Task brief = Would you print each of the entries below precisely as given?

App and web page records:
____________

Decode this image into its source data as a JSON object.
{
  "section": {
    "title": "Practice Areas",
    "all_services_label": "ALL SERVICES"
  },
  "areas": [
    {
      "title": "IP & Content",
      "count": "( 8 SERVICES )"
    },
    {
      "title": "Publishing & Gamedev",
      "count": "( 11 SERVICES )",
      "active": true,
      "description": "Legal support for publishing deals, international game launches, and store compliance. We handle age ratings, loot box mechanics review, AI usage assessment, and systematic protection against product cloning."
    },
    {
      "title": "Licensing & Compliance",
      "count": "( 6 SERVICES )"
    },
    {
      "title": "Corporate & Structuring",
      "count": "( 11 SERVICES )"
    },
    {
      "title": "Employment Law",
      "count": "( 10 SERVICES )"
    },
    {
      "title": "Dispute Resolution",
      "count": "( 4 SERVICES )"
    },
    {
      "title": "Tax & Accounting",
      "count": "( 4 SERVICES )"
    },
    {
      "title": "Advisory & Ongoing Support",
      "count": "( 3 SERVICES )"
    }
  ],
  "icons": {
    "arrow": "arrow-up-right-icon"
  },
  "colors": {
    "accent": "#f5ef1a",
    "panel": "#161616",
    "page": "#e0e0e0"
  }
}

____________

Response =
Decode this image into its source data as a JSON object.
{
  "section": {
    "title": "Practice Areas",
    "all_services_label": "ALL SERVICES"
  },
  "areas": [
    {
      "title": "IP & Content",
      "count": "( 8 SERVICES )"
    },
    {
      "title": "Publishing & Gamedev",
      "count": "( 11 SERVICES )",
      "active": true,
      "description": "Legal support for publishing deals, international game launches, and store compliance. We handle age ratings, loot box mechanics review, AI usage assessment, and systematic protection against product cloning."
    },
    {
      "title": "Licensing & Compliance",
      "count": "( 6 SERVICES )"
    },
    {
      "title": "Corporate & Structuring",
      "count": "( 11 SERVICES )"
    },
    {
      "title": "Employment Law",
      "count": "( 10 SERVICES )"
    },
    {
      "title": "Dispute Resolution",
      "count": "( 4 SERVICES )"
    },
    {
      "title": "Tax & Accounting",
      "count": "( 4 SERVICES )"
    },
    {
      "title": "Advisory & Ongoing Support",
      "count": "( 3 SERVICES )"
    }
  ],
  "icons": {
    "arrow": "arrow-up-right-icon"
  },
  "colors": {
    "accent": "#f5ef1a",
    "panel": "#161616",
    "page": "#e0e0e0"
  }
}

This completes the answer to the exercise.